What needs to be done: Every record that follows is to be copied exactly, with the pictures omitted.
──────── Extracted data ────────
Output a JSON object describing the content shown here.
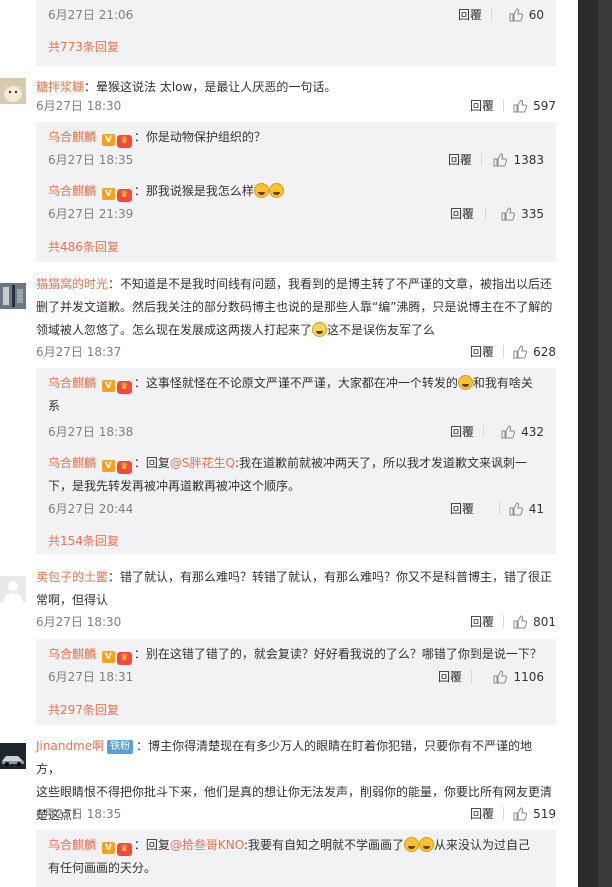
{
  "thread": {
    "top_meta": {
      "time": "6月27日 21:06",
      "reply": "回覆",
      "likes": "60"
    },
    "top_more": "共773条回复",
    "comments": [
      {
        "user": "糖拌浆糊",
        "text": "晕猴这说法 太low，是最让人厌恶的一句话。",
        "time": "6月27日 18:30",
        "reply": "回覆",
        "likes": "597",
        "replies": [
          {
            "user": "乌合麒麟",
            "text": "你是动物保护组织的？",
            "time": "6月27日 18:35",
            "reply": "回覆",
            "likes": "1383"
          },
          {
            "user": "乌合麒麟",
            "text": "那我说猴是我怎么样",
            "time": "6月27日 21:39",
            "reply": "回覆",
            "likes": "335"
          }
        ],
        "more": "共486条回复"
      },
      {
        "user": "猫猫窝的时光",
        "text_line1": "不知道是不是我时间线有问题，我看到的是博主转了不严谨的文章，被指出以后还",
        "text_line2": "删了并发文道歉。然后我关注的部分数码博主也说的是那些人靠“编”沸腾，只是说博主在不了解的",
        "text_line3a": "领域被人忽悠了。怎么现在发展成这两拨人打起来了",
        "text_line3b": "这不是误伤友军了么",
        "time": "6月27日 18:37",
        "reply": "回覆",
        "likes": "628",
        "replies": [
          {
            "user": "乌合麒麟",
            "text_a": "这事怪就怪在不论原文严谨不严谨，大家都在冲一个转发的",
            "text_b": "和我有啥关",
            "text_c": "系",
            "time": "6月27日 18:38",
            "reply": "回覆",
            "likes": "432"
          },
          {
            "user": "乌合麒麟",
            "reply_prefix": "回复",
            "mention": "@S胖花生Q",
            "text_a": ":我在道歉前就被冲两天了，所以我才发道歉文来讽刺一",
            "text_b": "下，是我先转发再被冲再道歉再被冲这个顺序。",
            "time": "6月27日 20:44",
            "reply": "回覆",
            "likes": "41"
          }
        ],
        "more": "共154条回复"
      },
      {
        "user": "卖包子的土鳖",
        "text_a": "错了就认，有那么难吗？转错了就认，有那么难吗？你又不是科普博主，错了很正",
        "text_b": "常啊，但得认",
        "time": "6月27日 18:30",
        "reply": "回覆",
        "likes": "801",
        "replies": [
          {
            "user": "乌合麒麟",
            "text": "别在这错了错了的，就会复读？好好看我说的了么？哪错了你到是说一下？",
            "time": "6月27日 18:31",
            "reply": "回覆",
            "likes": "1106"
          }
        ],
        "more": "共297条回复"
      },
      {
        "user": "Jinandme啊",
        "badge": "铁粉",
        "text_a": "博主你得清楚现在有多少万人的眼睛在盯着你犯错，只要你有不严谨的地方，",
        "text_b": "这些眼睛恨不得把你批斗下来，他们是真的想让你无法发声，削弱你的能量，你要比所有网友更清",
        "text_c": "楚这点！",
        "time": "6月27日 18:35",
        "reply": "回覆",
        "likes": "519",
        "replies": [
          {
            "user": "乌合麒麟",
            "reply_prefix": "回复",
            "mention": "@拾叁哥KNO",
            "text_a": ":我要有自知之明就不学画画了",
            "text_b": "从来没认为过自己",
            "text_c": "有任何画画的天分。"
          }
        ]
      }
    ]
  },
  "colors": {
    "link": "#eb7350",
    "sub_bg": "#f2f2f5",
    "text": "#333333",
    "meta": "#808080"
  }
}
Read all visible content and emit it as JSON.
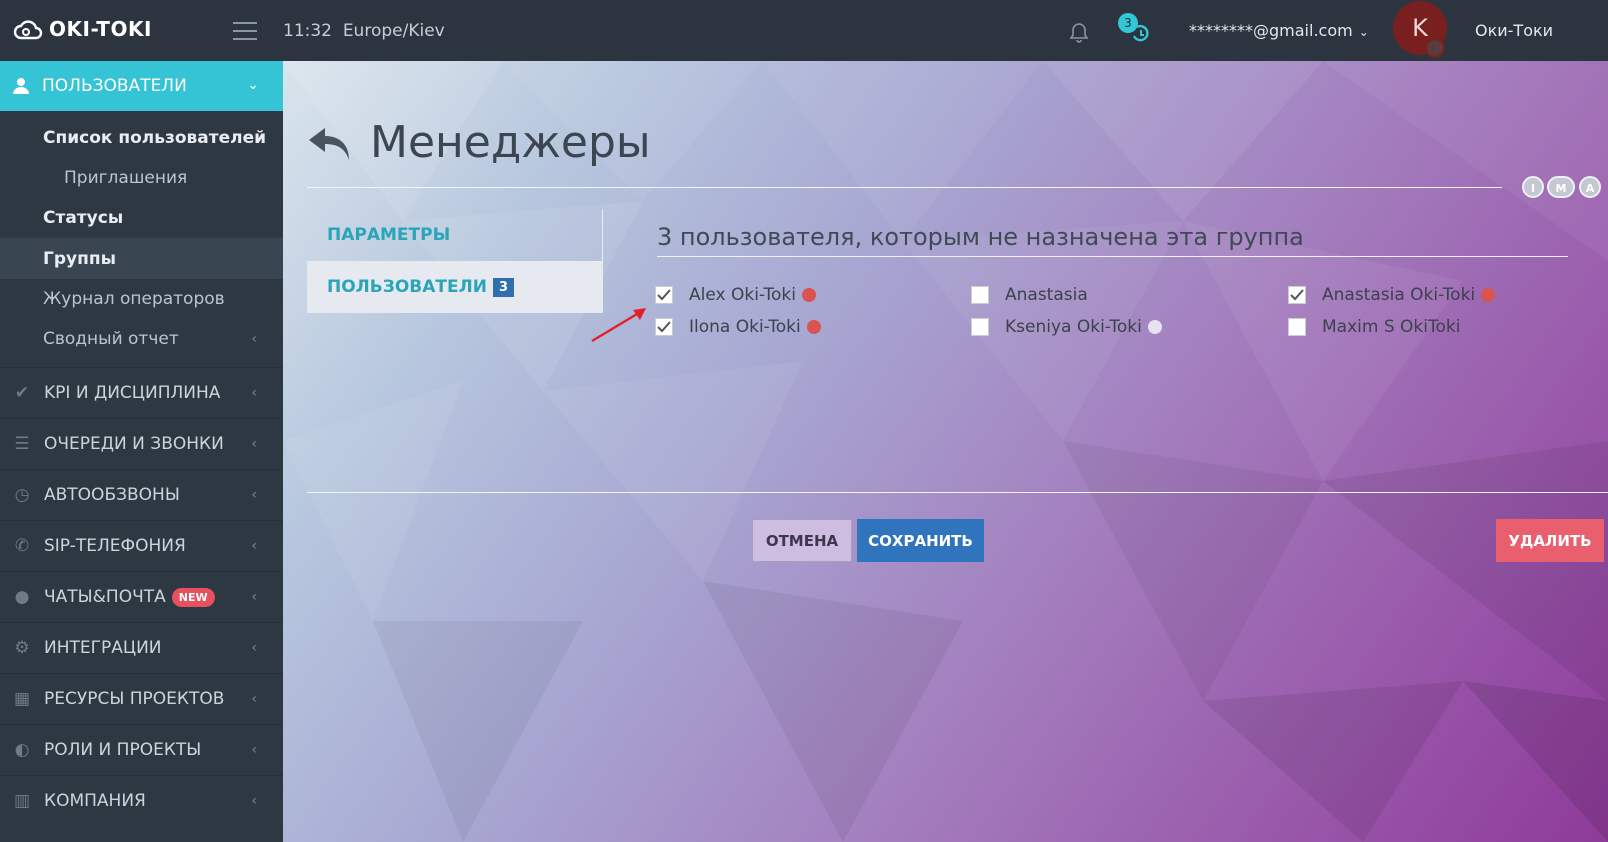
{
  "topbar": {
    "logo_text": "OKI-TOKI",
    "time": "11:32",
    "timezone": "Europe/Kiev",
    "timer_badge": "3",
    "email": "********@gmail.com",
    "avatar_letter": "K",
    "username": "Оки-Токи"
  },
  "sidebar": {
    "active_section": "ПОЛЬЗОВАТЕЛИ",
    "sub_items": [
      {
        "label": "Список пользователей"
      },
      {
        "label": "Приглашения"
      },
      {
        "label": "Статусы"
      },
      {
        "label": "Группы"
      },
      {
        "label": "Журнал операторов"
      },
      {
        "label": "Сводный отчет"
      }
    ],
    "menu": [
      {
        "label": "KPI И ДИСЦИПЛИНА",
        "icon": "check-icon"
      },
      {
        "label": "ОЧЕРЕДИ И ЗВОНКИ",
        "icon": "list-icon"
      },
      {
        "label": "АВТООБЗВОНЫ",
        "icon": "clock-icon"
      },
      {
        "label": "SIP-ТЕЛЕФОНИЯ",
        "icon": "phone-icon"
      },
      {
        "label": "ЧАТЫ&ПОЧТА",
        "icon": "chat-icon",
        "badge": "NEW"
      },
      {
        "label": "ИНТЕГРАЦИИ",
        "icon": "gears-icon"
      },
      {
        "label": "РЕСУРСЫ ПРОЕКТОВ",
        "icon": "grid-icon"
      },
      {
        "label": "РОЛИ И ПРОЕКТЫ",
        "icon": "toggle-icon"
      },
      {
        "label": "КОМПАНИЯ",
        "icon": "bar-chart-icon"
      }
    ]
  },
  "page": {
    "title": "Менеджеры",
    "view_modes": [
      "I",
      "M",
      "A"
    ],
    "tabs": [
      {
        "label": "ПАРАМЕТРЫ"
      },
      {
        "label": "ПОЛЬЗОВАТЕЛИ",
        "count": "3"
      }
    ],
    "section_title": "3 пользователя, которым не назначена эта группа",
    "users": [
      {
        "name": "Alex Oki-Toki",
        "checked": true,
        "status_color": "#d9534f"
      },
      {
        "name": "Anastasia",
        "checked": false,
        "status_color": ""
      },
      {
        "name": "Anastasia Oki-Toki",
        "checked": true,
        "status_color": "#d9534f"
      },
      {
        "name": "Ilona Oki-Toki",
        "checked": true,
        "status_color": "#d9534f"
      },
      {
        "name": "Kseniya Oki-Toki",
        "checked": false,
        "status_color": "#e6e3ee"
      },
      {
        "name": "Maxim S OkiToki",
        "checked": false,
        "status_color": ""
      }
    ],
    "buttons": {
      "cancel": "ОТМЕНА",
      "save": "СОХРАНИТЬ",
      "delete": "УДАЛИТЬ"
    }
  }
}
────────
Exercise solution:
Output a JSON object describing the content shown here.
{
  "thread": {
    "top_meta": {
      "time": "6月27日 21:06",
      "reply": "回覆",
      "likes": "60"
    },
    "top_more": "共773条回复",
    "comments": [
      {
        "user": "糖拌浆糊",
        "text": "晕猴这说法 太low，是最让人厌恶的一句话。",
        "time": "6月27日 18:30",
        "reply": "回覆",
        "likes": "597",
        "replies": [
          {
            "user": "乌合麒麟",
            "text": "你是动物保护组织的？",
            "time": "6月27日 18:35",
            "reply": "回覆",
            "likes": "1383"
          },
          {
            "user": "乌合麒麟",
            "text": "那我说猴是我怎么样",
            "time": "6月27日 21:39",
            "reply": "回覆",
            "likes": "335"
          }
        ],
        "more": "共486条回复"
      },
      {
        "user": "猫猫窝的时光",
        "text_line1": "不知道是不是我时间线有问题，我看到的是博主转了不严谨的文章，被指出以后还",
        "text_line2": "删了并发文道歉。然后我关注的部分数码博主也说的是那些人靠“编”沸腾，只是说博主在不了解的",
        "text_line3a": "领域被人忽悠了。怎么现在发展成这两拨人打起来了",
        "text_line3b": "这不是误伤友军了么",
        "time": "6月27日 18:37",
        "reply": "回覆",
        "likes": "628",
        "replies": [
          {
            "user": "乌合麒麟",
            "text_a": "这事怪就怪在不论原文严谨不严谨，大家都在冲一个转发的",
            "text_b": "和我有啥关",
            "text_c": "系",
            "time": "6月27日 18:38",
            "reply": "回覆",
            "likes": "432"
          },
          {
            "user": "乌合麒麟",
            "reply_prefix": "回复",
            "mention": "@S胖花生Q",
            "text_a": ":我在道歉前就被冲两天了，所以我才发道歉文来讽刺一",
            "text_b": "下，是我先转发再被冲再道歉再被冲这个顺序。",
            "time": "6月27日 20:44",
            "reply": "回覆",
            "likes": "41"
          }
        ],
        "more": "共154条回复"
      },
      {
        "user": "卖包子的土鳖",
        "text_a": "错了就认，有那么难吗？转错了就认，有那么难吗？你又不是科普博主，错了很正",
        "text_b": "常啊，但得认",
        "time": "6月27日 18:30",
        "reply": "回覆",
        "likes": "801",
        "replies": [
          {
            "user": "乌合麒麟",
            "text": "别在这错了错了的，就会复读？好好看我说的了么？哪错了你到是说一下？",
            "time": "6月27日 18:31",
            "reply": "回覆",
            "likes": "1106"
          }
        ],
        "more": "共297条回复"
      },
      {
        "user": "Jinandme啊",
        "badge": "铁粉",
        "text_a": "博主你得清楚现在有多少万人的眼睛在盯着你犯错，只要你有不严谨的地方，",
        "text_b": "这些眼睛恨不得把你批斗下来，他们是真的想让你无法发声，削弱你的能量，你要比所有网友更清",
        "text_c": "楚这点！",
        "time": "6月27日 18:35",
        "reply": "回覆",
        "likes": "519",
        "replies": [
          {
            "user": "乌合麒麟",
            "reply_prefix": "回复",
            "mention": "@拾叁哥KNO",
            "text_a": ":我要有自知之明就不学画画了",
            "text_b": "从来没认为过自己",
            "text_c": "有任何画画的天分。"
          }
        ]
      }
    ]
  },
  "colors": {
    "link": "#eb7350",
    "sub_bg": "#f2f2f5",
    "text": "#333333",
    "meta": "#808080"
  }
}
Read all visible content and emit it as JSON.
{
  "topbar": {
    "logo_text": "OKI-TOKI",
    "time": "11:32",
    "timezone": "Europe/Kiev",
    "timer_badge": "3",
    "email": "********@gmail.com",
    "avatar_letter": "K",
    "username": "Оки-Токи"
  },
  "sidebar": {
    "active_section": "ПОЛЬЗОВАТЕЛИ",
    "sub_items": [
      {
        "label": "Список пользователей"
      },
      {
        "label": "Приглашения"
      },
      {
        "label": "Статусы"
      },
      {
        "label": "Группы"
      },
      {
        "label": "Журнал операторов"
      },
      {
        "label": "Сводный отчет"
      }
    ],
    "menu": [
      {
        "label": "KPI И ДИСЦИПЛИНА",
        "icon": "check-icon"
      },
      {
        "label": "ОЧЕРЕДИ И ЗВОНКИ",
        "icon": "list-icon"
      },
      {
        "label": "АВТООБЗВОНЫ",
        "icon": "clock-icon"
      },
      {
        "label": "SIP-ТЕЛЕФОНИЯ",
        "icon": "phone-icon"
      },
      {
        "label": "ЧАТЫ&ПОЧТА",
        "icon": "chat-icon",
        "badge": "NEW"
      },
      {
        "label": "ИНТЕГРАЦИИ",
        "icon": "gears-icon"
      },
      {
        "label": "РЕСУРСЫ ПРОЕКТОВ",
        "icon": "grid-icon"
      },
      {
        "label": "РОЛИ И ПРОЕКТЫ",
        "icon": "toggle-icon"
      },
      {
        "label": "КОМПАНИЯ",
        "icon": "bar-chart-icon"
      }
    ]
  },
  "page": {
    "title": "Менеджеры",
    "view_modes": [
      "I",
      "M",
      "A"
    ],
    "tabs": [
      {
        "label": "ПАРАМЕТРЫ"
      },
      {
        "label": "ПОЛЬЗОВАТЕЛИ",
        "count": "3"
      }
    ],
    "section_title": "3 пользователя, которым не назначена эта группа",
    "users": [
      {
        "name": "Alex Oki-Toki",
        "checked": true,
        "status_color": "#d9534f"
      },
      {
        "name": "Anastasia",
        "checked": false,
        "status_color": ""
      },
      {
        "name": "Anastasia Oki-Toki",
        "checked": true,
        "status_color": "#d9534f"
      },
      {
        "name": "Ilona Oki-Toki",
        "checked": true,
        "status_color": "#d9534f"
      },
      {
        "name": "Kseniya Oki-Toki",
        "checked": false,
        "status_color": "#e6e3ee"
      },
      {
        "name": "Maxim S OkiToki",
        "checked": false,
        "status_color": ""
      }
    ],
    "buttons": {
      "cancel": "ОТМЕНА",
      "save": "СОХРАНИТЬ",
      "delete": "УДАЛИТЬ"
    }
  }
}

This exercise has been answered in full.